When birds reach 18 weeks old or when the first egg arrives, slowly switch your chickens to a layer feed. It is important to make the transition over time to prevent digestive upset.

For our backyard birds on our farm in Missouri, we have found it’s best to make the transition over time rather than all at once. We mix the starter and layer feed evenly for four or five days. Birds used to crumbles? Start with a crumble layer feed. The same goes with pellets. The more similar the two feeds are, the more smoothly the transition will go.

Many hens will eat the mixed feed without noticing a difference. When hens are eating both feeds, flock owners can stop feeding the starter feed and make the complete switch to all layer feed. It is important to give your birds enough time to adjust to the new diet. Most birds will adjust within a couple of weeks but some can take a month or longer to fully transition to their new diet.

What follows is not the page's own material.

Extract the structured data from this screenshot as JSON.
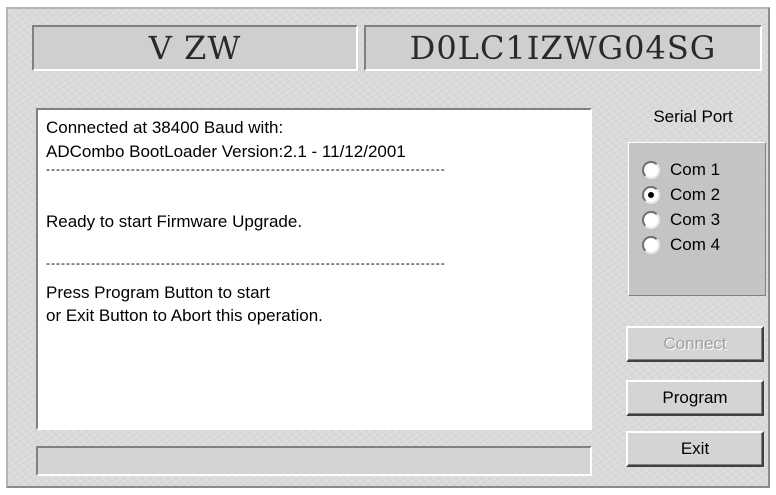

3. Keep it consistent.

Once the transition to layer feed is complete, it’s best to maintain a routine.

We recommend providing free choice layer feed to hens and switching out the feed each morning and evening. If birds are free-ranging, offer the complete feed to hens before they go out in the morning. This will help them consume the nutrients they require before filling up on less nutritious insects and plants.

It’s important for the complete feed to make up at least 90 percent of the hen’s diet. We feed complete layer feeds on our farm. They are formulated to provide all the nutrients hens require at the correct levels. It’s reassuring to know that each bite of feed is balanced to keep our hens healthy and producing quality eggs.

Source: Purina Mills

Navigation



Share this page

Calendar

December 2021
M T W T F S S
 12345
6789101112
13141516171819
20212223242526
2728293031EC
    • No events.

Quick Info


Main Store
1501 Eastern Ave map

Saint Cloud, FL 34769..

Contact Info

Phone: 407-957-4100
Fax: 407-957-0450

Store Hours

Mon-Fri: 8:00 am - 6:00 pm
Sat: 8:00 am - 2:00 pm
Sunday Closed


Second Store
215 13th Street

St. Cloud, FL 34769

Contact Info

Phone: 407-892-4040

Store Hours

Mon-Fri: 9:00 am - 7:00 pm
Sat: 9:00 am - 5:00 pm
Sunday: Closed